“However, the Clinton administration did succeed in officially declaring mercury emissions to be a ‘hazard,’ resulting in a call for mercury emission reductions from power plants, even though the science behind this issue is very ‘soft’ or even non-existent.”
Now coal finds itself under siege.
Because there is no technology available that will allow coal to meet the extremely strict limit being proposed, we may wreck two of the fundamental pillars of the U.S. economy (electricity generation and coal mining) and, in the process, degrade the security of the United States by sharply reducing the usefulness of our most abundant non-foreign energy resource.”
Mercury is tough because it hardly exists inside coal.
“As a beginning point in understanding mercury removal, it is important to clearly focus on just how small are the emissions of mercury from power plants,” Hill & Associates says. “They are so small that there is dispute over whether they can be (and are being) measured accurately.
“By contrast with SO2 and NOX which are measured in the total range (from power plants) of roughly 2-9 million annual tons each, mercury emissions total only about 50 tons annually.
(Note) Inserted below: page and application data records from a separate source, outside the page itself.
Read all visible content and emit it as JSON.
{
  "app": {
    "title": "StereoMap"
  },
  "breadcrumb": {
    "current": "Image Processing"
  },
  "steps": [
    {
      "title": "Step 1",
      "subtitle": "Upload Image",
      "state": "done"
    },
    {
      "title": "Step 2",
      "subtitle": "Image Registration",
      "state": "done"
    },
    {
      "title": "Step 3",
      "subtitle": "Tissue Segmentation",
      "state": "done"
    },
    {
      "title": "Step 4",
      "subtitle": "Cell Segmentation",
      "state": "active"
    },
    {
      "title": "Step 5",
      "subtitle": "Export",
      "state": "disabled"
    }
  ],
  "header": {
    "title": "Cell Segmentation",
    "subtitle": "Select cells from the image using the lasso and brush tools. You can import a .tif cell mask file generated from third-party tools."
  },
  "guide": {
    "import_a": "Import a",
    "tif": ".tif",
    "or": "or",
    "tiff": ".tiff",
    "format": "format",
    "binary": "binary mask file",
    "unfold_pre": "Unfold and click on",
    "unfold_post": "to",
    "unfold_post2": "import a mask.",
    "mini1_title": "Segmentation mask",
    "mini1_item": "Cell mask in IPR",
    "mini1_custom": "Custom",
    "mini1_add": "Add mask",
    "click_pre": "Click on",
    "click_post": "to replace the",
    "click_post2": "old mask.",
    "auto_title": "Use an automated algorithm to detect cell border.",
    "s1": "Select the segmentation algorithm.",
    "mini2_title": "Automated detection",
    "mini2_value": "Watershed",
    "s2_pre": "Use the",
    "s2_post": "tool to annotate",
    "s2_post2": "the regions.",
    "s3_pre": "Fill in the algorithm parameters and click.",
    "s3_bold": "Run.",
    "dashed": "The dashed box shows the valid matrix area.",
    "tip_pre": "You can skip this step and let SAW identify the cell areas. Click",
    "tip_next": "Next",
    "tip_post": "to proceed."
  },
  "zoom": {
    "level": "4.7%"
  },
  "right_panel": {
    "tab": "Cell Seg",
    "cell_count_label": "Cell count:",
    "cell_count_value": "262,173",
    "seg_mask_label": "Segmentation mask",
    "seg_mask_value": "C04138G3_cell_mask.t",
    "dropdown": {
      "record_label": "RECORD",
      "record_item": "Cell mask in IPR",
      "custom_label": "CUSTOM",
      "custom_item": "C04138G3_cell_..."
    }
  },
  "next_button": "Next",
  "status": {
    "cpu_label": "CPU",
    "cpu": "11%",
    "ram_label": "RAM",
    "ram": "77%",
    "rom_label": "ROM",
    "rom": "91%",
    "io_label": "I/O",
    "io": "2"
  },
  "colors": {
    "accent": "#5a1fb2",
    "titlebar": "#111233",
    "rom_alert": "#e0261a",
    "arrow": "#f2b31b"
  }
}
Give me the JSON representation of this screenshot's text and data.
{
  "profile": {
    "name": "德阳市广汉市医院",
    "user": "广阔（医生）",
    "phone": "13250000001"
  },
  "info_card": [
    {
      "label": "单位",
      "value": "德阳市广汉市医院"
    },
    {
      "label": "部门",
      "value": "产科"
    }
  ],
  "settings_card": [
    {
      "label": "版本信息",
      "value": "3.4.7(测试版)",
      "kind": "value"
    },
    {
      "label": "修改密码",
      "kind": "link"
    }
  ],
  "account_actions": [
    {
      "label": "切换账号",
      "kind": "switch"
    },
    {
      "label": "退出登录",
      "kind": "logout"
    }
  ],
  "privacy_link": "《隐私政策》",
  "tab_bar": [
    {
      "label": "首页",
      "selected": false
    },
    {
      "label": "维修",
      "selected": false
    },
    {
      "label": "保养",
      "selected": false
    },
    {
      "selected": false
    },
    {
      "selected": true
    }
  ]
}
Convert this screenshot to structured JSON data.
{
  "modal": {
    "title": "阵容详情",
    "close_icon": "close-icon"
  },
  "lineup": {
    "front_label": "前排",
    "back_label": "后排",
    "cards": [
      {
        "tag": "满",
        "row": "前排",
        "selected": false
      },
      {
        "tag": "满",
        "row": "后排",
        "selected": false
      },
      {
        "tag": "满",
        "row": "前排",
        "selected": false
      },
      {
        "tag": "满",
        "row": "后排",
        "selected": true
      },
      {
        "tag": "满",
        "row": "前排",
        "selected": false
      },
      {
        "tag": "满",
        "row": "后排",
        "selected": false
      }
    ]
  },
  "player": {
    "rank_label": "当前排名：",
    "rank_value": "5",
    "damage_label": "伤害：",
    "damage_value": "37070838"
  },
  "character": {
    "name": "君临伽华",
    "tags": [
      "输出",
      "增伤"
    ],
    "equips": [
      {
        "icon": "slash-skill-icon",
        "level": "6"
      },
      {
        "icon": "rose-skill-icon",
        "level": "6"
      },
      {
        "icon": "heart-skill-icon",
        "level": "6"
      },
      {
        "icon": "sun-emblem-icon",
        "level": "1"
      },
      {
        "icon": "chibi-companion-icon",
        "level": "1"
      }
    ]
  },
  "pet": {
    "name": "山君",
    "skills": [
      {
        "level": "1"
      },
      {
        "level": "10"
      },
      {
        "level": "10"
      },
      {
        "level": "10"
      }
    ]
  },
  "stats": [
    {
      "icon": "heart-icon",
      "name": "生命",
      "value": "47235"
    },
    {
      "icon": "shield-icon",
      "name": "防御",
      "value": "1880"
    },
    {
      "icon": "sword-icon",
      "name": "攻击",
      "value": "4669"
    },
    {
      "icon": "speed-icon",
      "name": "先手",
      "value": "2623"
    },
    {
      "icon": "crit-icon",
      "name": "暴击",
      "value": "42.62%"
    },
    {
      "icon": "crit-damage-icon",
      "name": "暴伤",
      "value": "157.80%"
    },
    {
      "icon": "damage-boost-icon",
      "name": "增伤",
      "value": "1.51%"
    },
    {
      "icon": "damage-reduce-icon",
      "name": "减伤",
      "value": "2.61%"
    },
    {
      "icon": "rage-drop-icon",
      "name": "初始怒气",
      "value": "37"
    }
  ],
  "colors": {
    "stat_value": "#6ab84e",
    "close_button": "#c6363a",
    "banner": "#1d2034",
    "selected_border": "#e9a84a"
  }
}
Mercury content by specific coal is measured in terms of pounds of mercury per trillion Btu (as compared to pounds per million Btu for the other pollutants — i.e., one millionth the level of the other pollutants).
“Of course, the less frequent the occurrence of any species is, the more expensive it becomes to isolate or ‘trap’ it for removal.”
Simple economics have created an atmosphere in which more than half of the electricity generated in the United States year after year has come from coal- fired plants.
“In fact, the cost of coal-fired electricity has been so much lower than the cost of other fossil-fired electricity that it has been able to absorb layer after layer of environmental regulatory costs for decades and still maintain or increase its share of electricity generation,” Hill & Associates says.
“Eventually, however, coal’s ability to absorb economic penalties of usage reaches a limit,” and “coal has finally run out of room to absorb more and more economic cleanup penalties, particularly when mercury limitations become involved.”
Mercury is most difficult to remove from PRB coal.
“It turns out that the level of the hardest-to-remove mercury (elemental) is much higher in exhaust gases from burning PRB coal than in the resulting gases from burning non-PRB coal,” Hill & Associates says.
The clear fact is that many coal-fired plants simply cannot absorb the costs of mercury removal and still have enough money left to buy the coal, to run the plant (at competitive dispatch costs).
The study, “The Outlook for U.S. Steam Coal Long-Term Forecast to 2021,” can be purchased by contacting Lloyd Kelly, vice president of Hill & Associates at (410) 263-6616, extension 104.